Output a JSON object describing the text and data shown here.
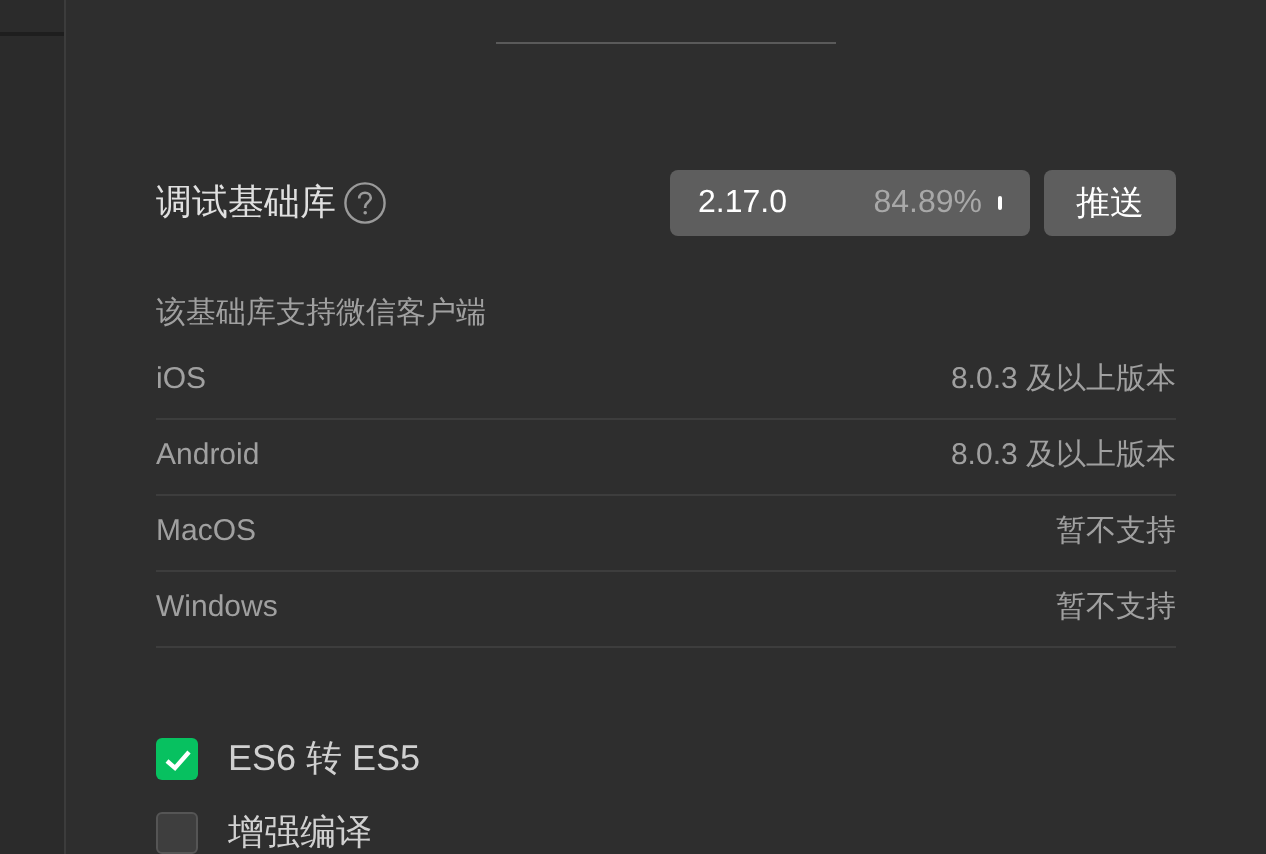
{
  "library": {
    "title": "调试基础库",
    "version": "2.17.0",
    "share": "84.89%",
    "push_button": "推送"
  },
  "support": {
    "caption": "该基础库支持微信客户端",
    "rows": [
      {
        "platform": "iOS",
        "requirement": "8.0.3 及以上版本"
      },
      {
        "platform": "Android",
        "requirement": "8.0.3 及以上版本"
      },
      {
        "platform": "MacOS",
        "requirement": "暂不支持"
      },
      {
        "platform": "Windows",
        "requirement": "暂不支持"
      }
    ]
  },
  "options": [
    {
      "label": "ES6 转 ES5",
      "checked": true
    },
    {
      "label": "增强编译",
      "checked": false
    }
  ]
}
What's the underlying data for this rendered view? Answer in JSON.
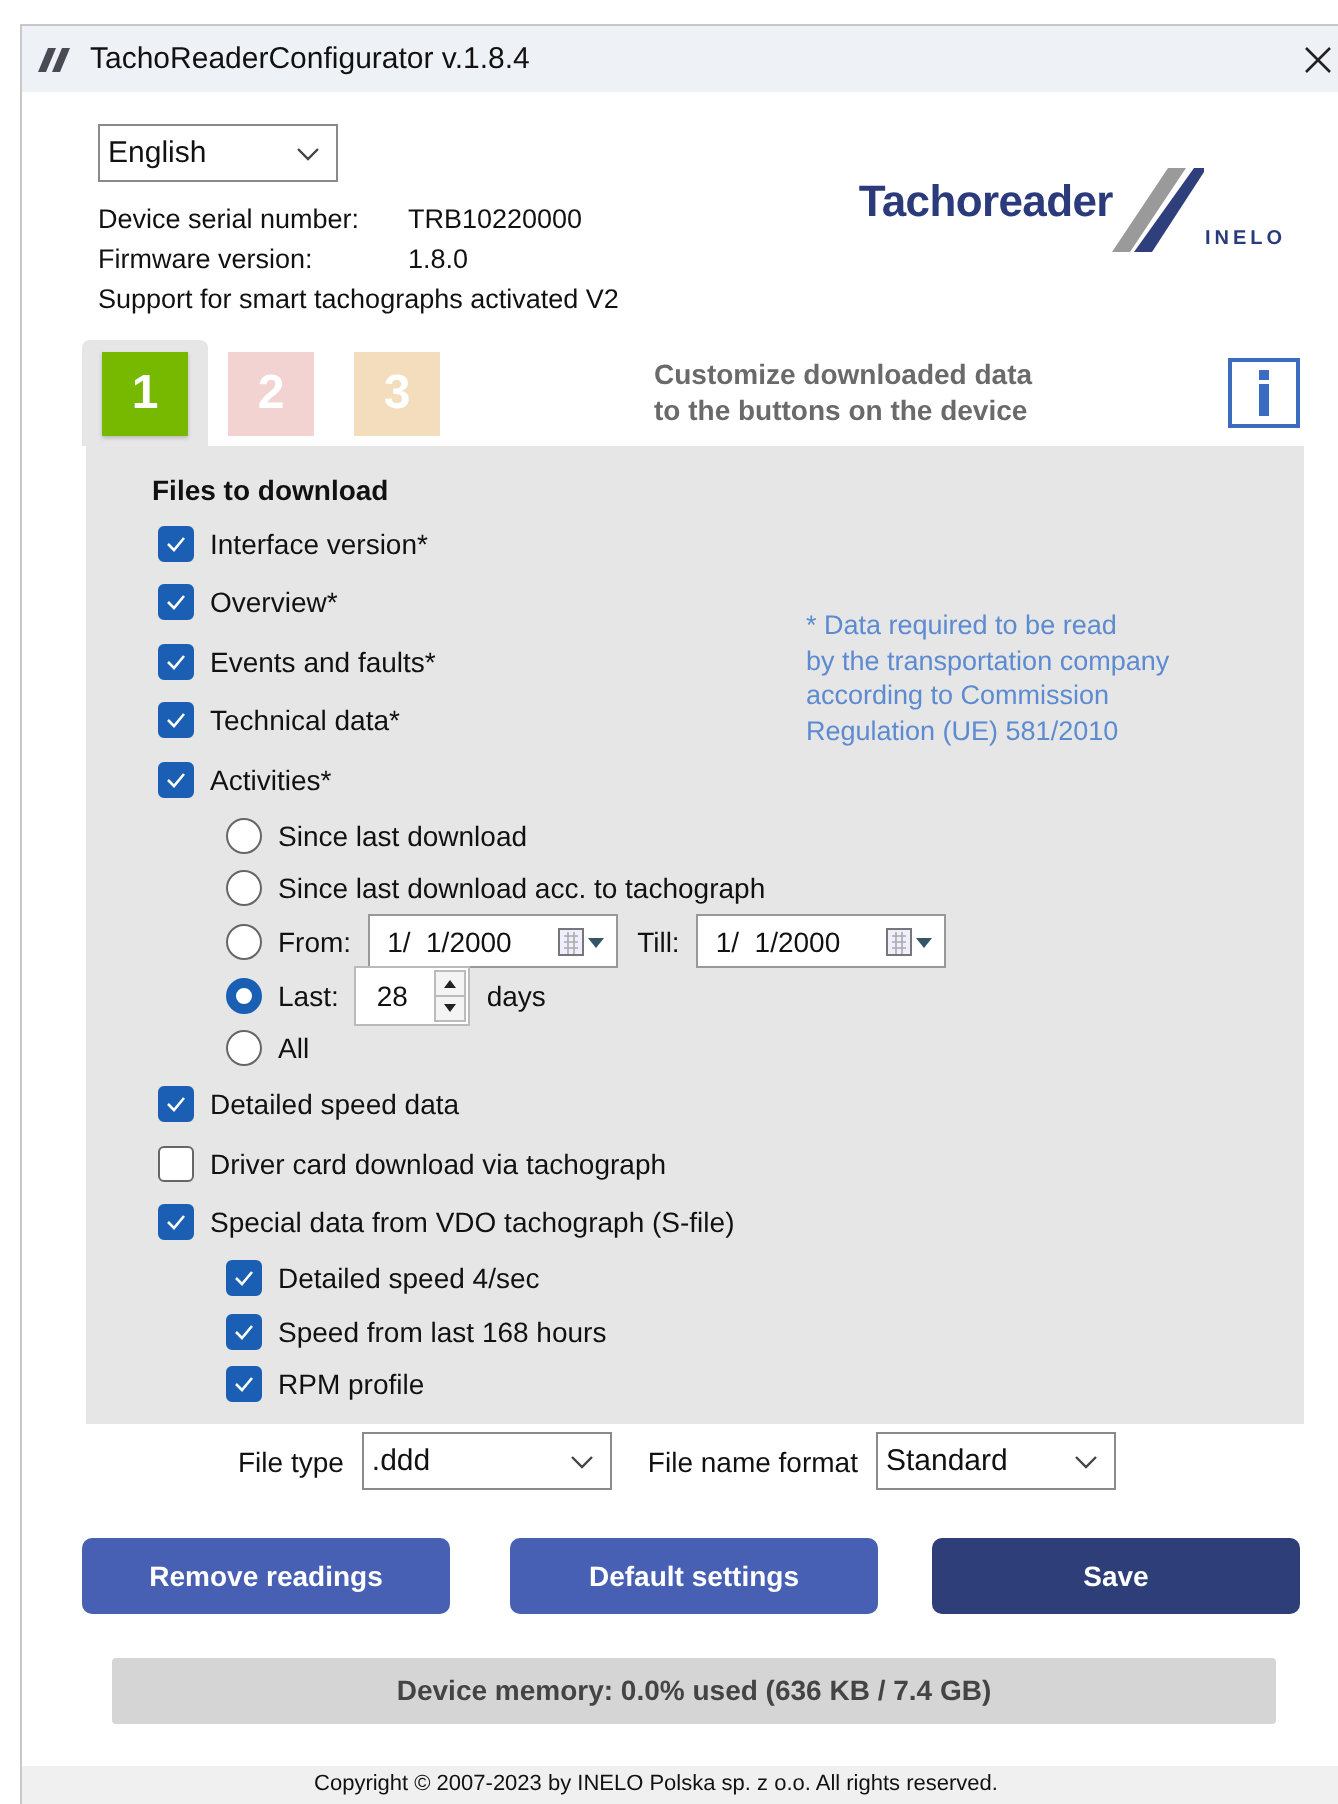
{
  "window": {
    "title": "TachoReaderConfigurator v.1.8.4"
  },
  "language": {
    "value": "English"
  },
  "device_info": [
    {
      "label": "Device serial number:",
      "value": "TRB10220000"
    },
    {
      "label": "Firmware version:",
      "value": "1.8.0"
    }
  ],
  "support_note": "Support for smart tachographs activated V2",
  "logo": {
    "text": "Tachoreader",
    "subtext": "INELO"
  },
  "tabs": [
    {
      "label": "1",
      "selected": true,
      "color": "#77b800"
    },
    {
      "label": "2",
      "selected": false,
      "color": "#f2d3d1"
    },
    {
      "label": "3",
      "selected": false,
      "color": "#f3ddbd"
    }
  ],
  "tabs_hint": "Customize downloaded data\nto the buttons on the device",
  "files_heading": "Files to download",
  "required_note": "* Data required to be read\nby the transportation company\naccording to Commission\nRegulation (UE) 581/2010",
  "options": [
    {
      "kind": "checkbox",
      "label": "Interface version*",
      "checked": true
    },
    {
      "kind": "checkbox",
      "label": "Overview*",
      "checked": true
    },
    {
      "kind": "checkbox",
      "label": "Events and faults*",
      "checked": true
    },
    {
      "kind": "checkbox",
      "label": "Technical data*",
      "checked": true
    },
    {
      "kind": "checkbox",
      "label": "Activities*",
      "checked": true,
      "children": [
        {
          "kind": "radio",
          "label": "Since last download",
          "selected": false
        },
        {
          "kind": "radio",
          "label": "Since last download acc. to tachograph",
          "selected": false
        },
        {
          "kind": "radio_range",
          "label": "From:",
          "selected": false,
          "from": "1/  1/2000",
          "till_label": "Till:",
          "till": "1/  1/2000"
        },
        {
          "kind": "radio_days",
          "label": "Last:",
          "selected": true,
          "value": "28",
          "unit": "days"
        },
        {
          "kind": "radio",
          "label": "All",
          "selected": false
        }
      ]
    },
    {
      "kind": "checkbox",
      "label": "Detailed speed data",
      "checked": true
    },
    {
      "kind": "checkbox",
      "label": "Driver card download via tachograph",
      "checked": false
    },
    {
      "kind": "checkbox",
      "label": "Special data from VDO tachograph (S-file)",
      "checked": true,
      "children": [
        {
          "kind": "checkbox",
          "label": "Detailed speed 4/sec",
          "checked": true
        },
        {
          "kind": "checkbox",
          "label": "Speed from last 168 hours",
          "checked": true
        },
        {
          "kind": "checkbox",
          "label": "RPM profile",
          "checked": true
        }
      ]
    }
  ],
  "file_type": {
    "label": "File type",
    "value": ".ddd"
  },
  "file_name_format": {
    "label": "File name format",
    "value": "Standard"
  },
  "buttons": [
    {
      "label": "Remove readings",
      "kind": "secondary"
    },
    {
      "label": "Default settings",
      "kind": "secondary"
    },
    {
      "label": "Save",
      "kind": "primary"
    }
  ],
  "memory": {
    "text": "Device memory: 0.0% used (636 KB / 7.4 GB)"
  },
  "copyright": "Copyright © 2007-2023 by INELO Polska sp. z o.o. All rights reserved."
}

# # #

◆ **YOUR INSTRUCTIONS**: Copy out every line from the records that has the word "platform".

◆ **OUTPUT BELOW**:
        "platform": "iOS",
        "platform": "Android",
        "platform": "MacOS",
        "platform": "Windows",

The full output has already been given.